Symptoms often associated with B-complex vitamin deficiency include fatigue, irritability, inflammation, tingling in the mouth or tongue, and headache. This may be due to a reduced intake of these vitamins in the diet, or it may be the result of a drug that blocks their absorption into the system.
What to Do: Treatment of B-Complex vitamin deficiency involves increasing its intake through diet and supplements. Serious deficiencies may require treatment with prescription medications. Learn more about how vitamin B12 deficiency is treated.
Some medications that contain anesthetics, such as mouthwashes, throat lozenges, tooth sprays, or dentist-injected anesthetic can cause general numbness and tingling in the mouth and tongue.
Depending on the type of drug used, these symptoms can last from minutes to hours. These are not cause for concern, as the doctor will usually notify you of this side effect prior to administration.
What to Do: If these products or medications cause extreme discomfort, you should stop using them and replace them with another anesthetic-free product. Usually, mouth numbness caused by anesthetics is temporary and resolves on its own.
Migraines usually cause a very intense headache, but some people also experience tingling in the arms, lips, and tongue, as well as sensitivity to light, nausea, and vomiting. These symptoms may appear before you feel the headache and can last throughout the exacerbation. Learn more about migraine symptoms and how they can occur in different people.
What to Do: Migraine treatment will vary according to the symptoms. Moderate to severe migraines may be treated by a neurologist who may prescribe medications such as anti-inflammatories, triptans, or ergotamine.
6.Stress and Anxiety
Some people who suffer from severe stress or anxiety attacks may notice a slight tingling in the tongue that can cause further anxiety and panic. Other symptoms include constant fear, stomach pain, dizziness, insomnia, dry mouth and muscle tension.
What to Do: People who experience persistent stress or anxiety should see a doctor or psychologist to discuss the best treatment approach. Therapy may include the use of natural remedies or, in more severe cases, anxiolytic medication.
In some cases, the tongue may become numb or tingling as a result of a cerebral vascular accident (CVA) or stroke. In these cases, other symptoms include a severe headache, weakness on one side of the body, difficulty raising an arm or standing up, loss of sensitivity, vision changes, asymmetrical face, confusion, nausea or vomiting. These are signs of reduced blood flow to the brain.
What to Do: If you suspect you have a stroke, call an ambulance or go to the emergency room right away.
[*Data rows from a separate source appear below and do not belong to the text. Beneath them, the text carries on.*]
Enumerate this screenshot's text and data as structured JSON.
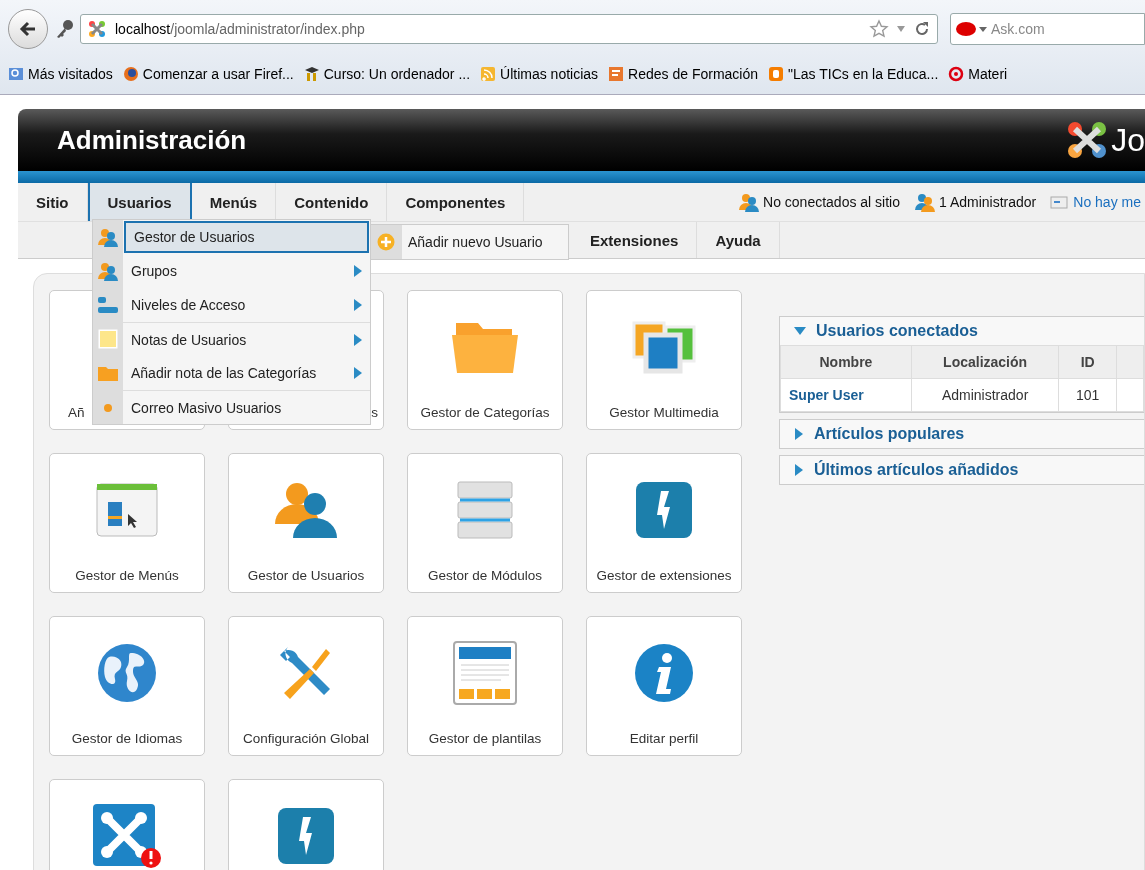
{
  "browser": {
    "url_host": "localhost",
    "url_path": "/joomla/administrator/index.php",
    "search": {
      "placeholder": "Ask.com"
    }
  },
  "bookmarks": [
    {
      "label": "Más visitados"
    },
    {
      "label": "Comenzar a usar Firef..."
    },
    {
      "label": "Curso: Un ordenador ..."
    },
    {
      "label": "Últimas noticias"
    },
    {
      "label": "Redes de Formación"
    },
    {
      "label": "\"Las TICs en la Educa..."
    },
    {
      "label": "Materi"
    }
  ],
  "header": {
    "title": "Administración",
    "logo_text": "Jo"
  },
  "menu_row_1": [
    {
      "label": "Sitio",
      "selected": false
    },
    {
      "label": "Usuarios",
      "selected": true
    },
    {
      "label": "Menús",
      "selected": false
    },
    {
      "label": "Contenido",
      "selected": false
    },
    {
      "label": "Componentes",
      "selected": false
    }
  ],
  "menu_row_2": [
    {
      "label": "Extensiones",
      "selected": false
    },
    {
      "label": "Ayuda",
      "selected": false
    }
  ],
  "status": [
    {
      "kind": "visitors",
      "label": "No conectados al sitio"
    },
    {
      "kind": "admins",
      "label": "1 Administrador"
    },
    {
      "kind": "messages",
      "label": "No hay me"
    }
  ],
  "dropdown": {
    "items": [
      {
        "label": "Gestor de Usuarios",
        "selected": true,
        "has_submenu": false,
        "divider_before": false
      },
      {
        "label": "Grupos",
        "selected": false,
        "has_submenu": true,
        "divider_before": false
      },
      {
        "label": "Niveles de Acceso",
        "selected": false,
        "has_submenu": true,
        "divider_before": false
      },
      {
        "label": "Notas de Usuarios",
        "selected": false,
        "has_submenu": true,
        "divider_before": true
      },
      {
        "label": "Añadir nota de las Categorías",
        "selected": false,
        "has_submenu": true,
        "divider_before": false
      },
      {
        "label": "Correo Masivo Usuarios",
        "selected": false,
        "has_submenu": false,
        "divider_before": true
      }
    ],
    "submenu": {
      "label": "Añadir nuevo Usuario"
    }
  },
  "cards": [
    {
      "kind": "full",
      "label": "Añ"
    },
    {
      "kind": "full",
      "label": "s"
    },
    {
      "kind": "full",
      "label": "Gestor de Categorías"
    },
    {
      "kind": "full",
      "label": "Gestor Multimedia"
    },
    {
      "kind": "full",
      "label": "Gestor de Menús"
    },
    {
      "kind": "full",
      "label": "Gestor de Usuarios"
    },
    {
      "kind": "full",
      "label": "Gestor de Módulos"
    },
    {
      "kind": "full",
      "label": "Gestor de extensiones"
    },
    {
      "kind": "full",
      "label": "Gestor de Idiomas"
    },
    {
      "kind": "full",
      "label": "Configuración Global"
    },
    {
      "kind": "full",
      "label": "Gestor de plantilas"
    },
    {
      "kind": "full",
      "label": "Editar perfil"
    },
    {
      "kind": "cut"
    },
    {
      "kind": "cut"
    }
  ],
  "modules": [
    {
      "title": "Usuarios conectados",
      "expanded": true,
      "table": {
        "columns": [
          "Nombre",
          "Localización",
          "ID"
        ],
        "rows": [
          {
            "cells": [
              "Super User",
              "Administrador",
              "101"
            ]
          }
        ]
      }
    },
    {
      "title": "Artículos populares",
      "expanded": false
    },
    {
      "title": "Últimos artículos añadidos",
      "expanded": false
    }
  ]
}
Hypoglycemia is characterized by low sugar levels in the blood. It can cause numbness of the tongue and mouth, tremors, weakness, blurred vision and pallor.
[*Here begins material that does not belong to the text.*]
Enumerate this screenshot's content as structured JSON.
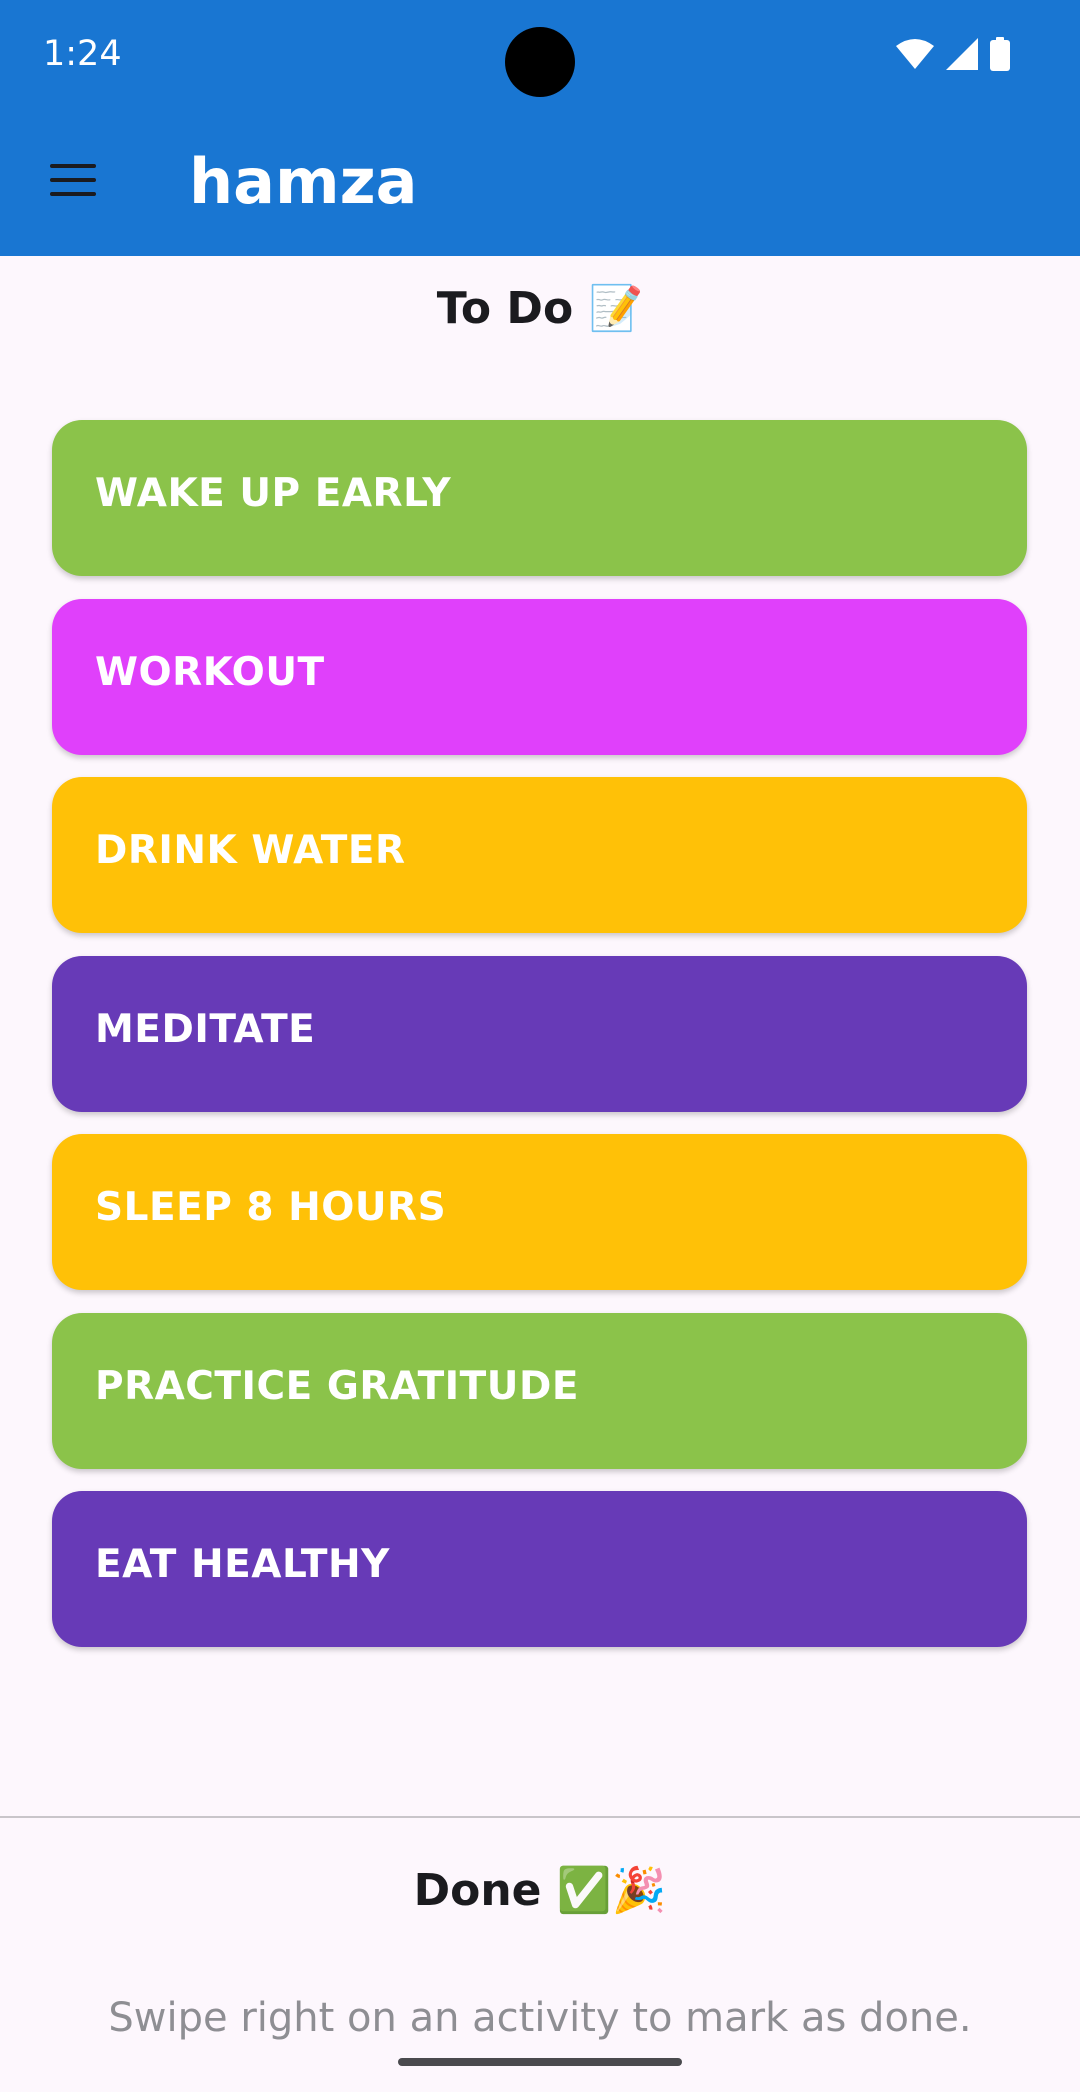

What to do: If your blood sugar is low, you should consume at least 15 g of liquid carbohydrates such as a tablespoon of honey. You should then measure your sugar level 15 minutes after consuming the carbs. If your blood sugar stays below 4.0 mmol/L, you should go to the emergency room.
A numb tongue or mouth can be the result of eating very hot food or drinking a hot beverage. It can damage the inner lining of the mouth, causing symptoms such as loss of sensitivity, redness, pain and burning. These symptoms can last for hours or days, depending on the severity of the burn.
What to Do: One way to relieve burn-related symptoms is to eat something cold to soothe the affected areas. Using cough drops or chewing peppermint gum can also help relieve burning or numbness in the tongue. If the burn is severe or you notice blood, you should see a doctor for evaluation and treatment as needed.
Facial paralysis can occur when the facial nerve becomes inflamed. It causes loss of control of the muscles on one side of the face and can cause symptoms such as a distorted mouth, difficulty making facial expressions, and mild numbness on the affected side, which may include the tongue.
What to do: To improve paralysis and facial movements, exercises such as inflating balloons, opening your mouth wide and making different facial movements are recommended. Prescription medications may also be necessary, and more severe cases may require surgery.